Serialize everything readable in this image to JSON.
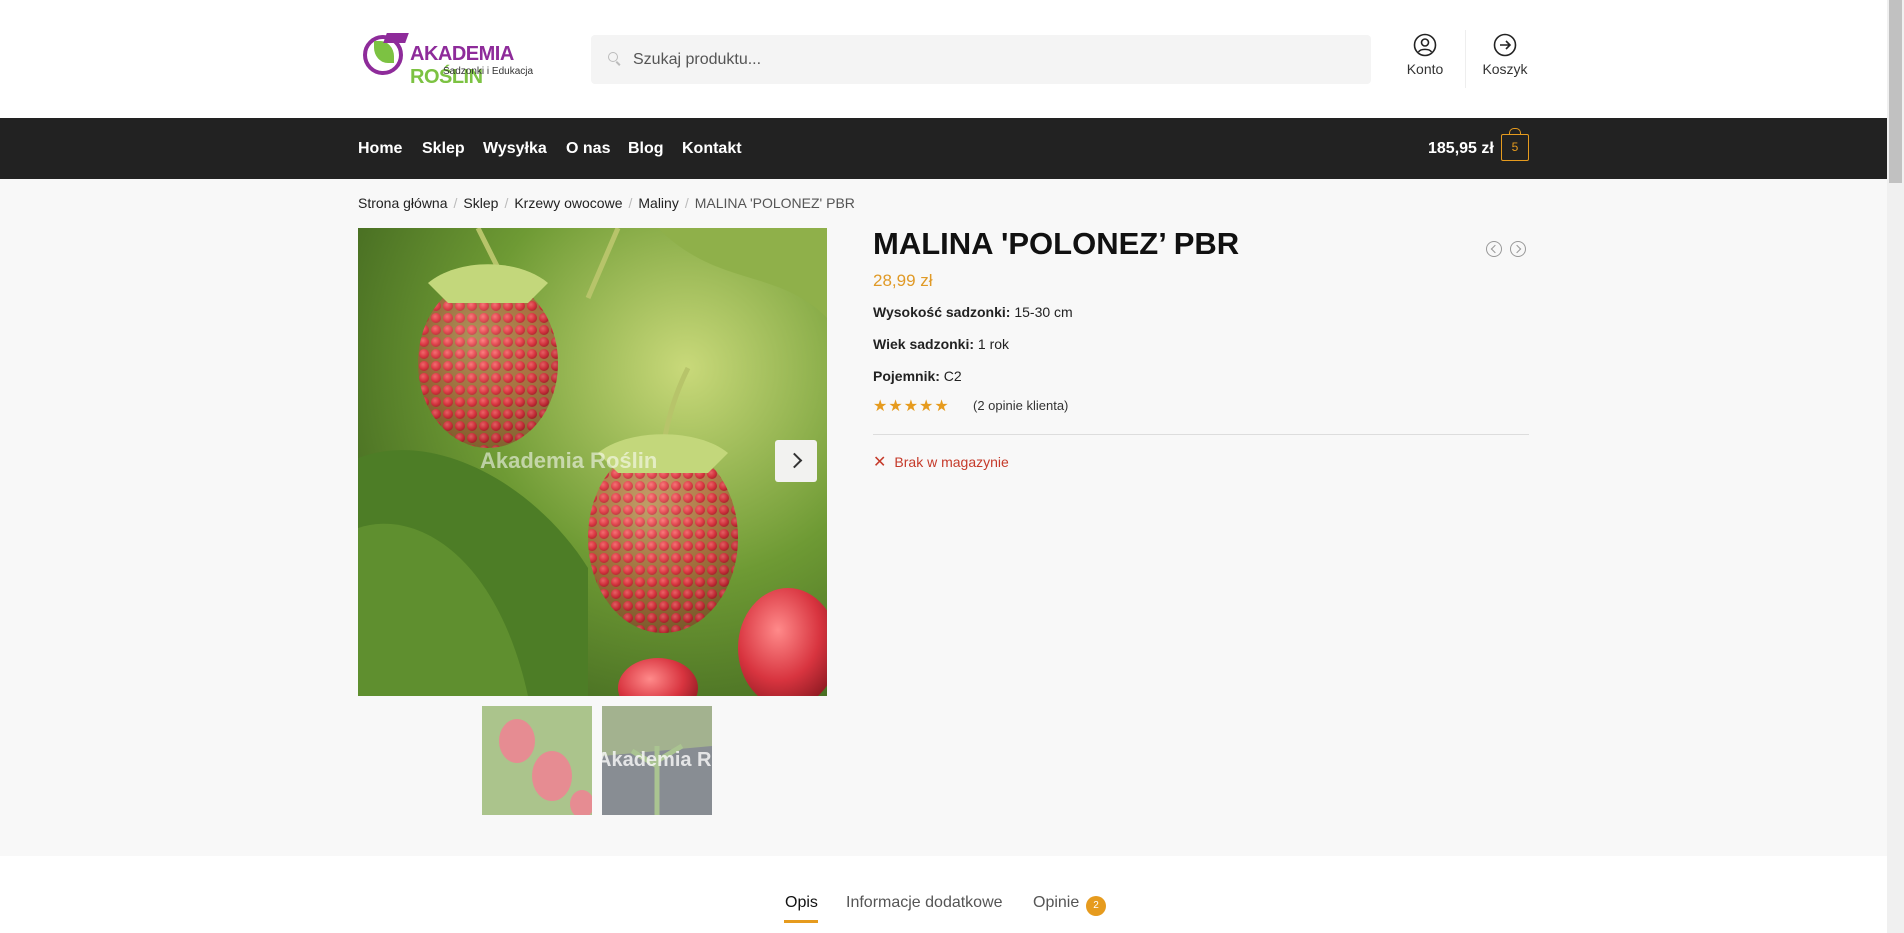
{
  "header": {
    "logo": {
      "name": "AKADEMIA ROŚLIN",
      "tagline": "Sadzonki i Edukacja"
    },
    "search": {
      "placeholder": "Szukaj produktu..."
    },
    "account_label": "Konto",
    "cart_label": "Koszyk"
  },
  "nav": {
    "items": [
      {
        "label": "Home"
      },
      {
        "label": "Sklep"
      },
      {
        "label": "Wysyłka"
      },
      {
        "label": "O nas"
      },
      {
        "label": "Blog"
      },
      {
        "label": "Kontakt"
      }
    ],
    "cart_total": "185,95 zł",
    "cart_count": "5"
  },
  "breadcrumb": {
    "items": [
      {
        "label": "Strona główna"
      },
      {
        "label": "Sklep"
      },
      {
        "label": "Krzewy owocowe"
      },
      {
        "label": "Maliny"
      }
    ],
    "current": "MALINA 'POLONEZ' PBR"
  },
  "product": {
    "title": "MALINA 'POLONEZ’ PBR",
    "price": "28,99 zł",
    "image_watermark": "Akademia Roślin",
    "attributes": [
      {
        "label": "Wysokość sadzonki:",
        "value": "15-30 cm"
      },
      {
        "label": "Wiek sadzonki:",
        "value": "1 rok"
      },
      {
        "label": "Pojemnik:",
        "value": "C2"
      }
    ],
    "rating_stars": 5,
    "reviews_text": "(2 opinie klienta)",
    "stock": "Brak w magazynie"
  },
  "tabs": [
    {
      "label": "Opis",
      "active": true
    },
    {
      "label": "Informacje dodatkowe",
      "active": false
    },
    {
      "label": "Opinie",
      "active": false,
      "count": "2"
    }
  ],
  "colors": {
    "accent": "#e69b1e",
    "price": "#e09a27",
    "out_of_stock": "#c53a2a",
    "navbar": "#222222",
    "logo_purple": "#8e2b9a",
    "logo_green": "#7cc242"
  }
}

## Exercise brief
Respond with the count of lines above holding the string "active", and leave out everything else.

## Final answer
3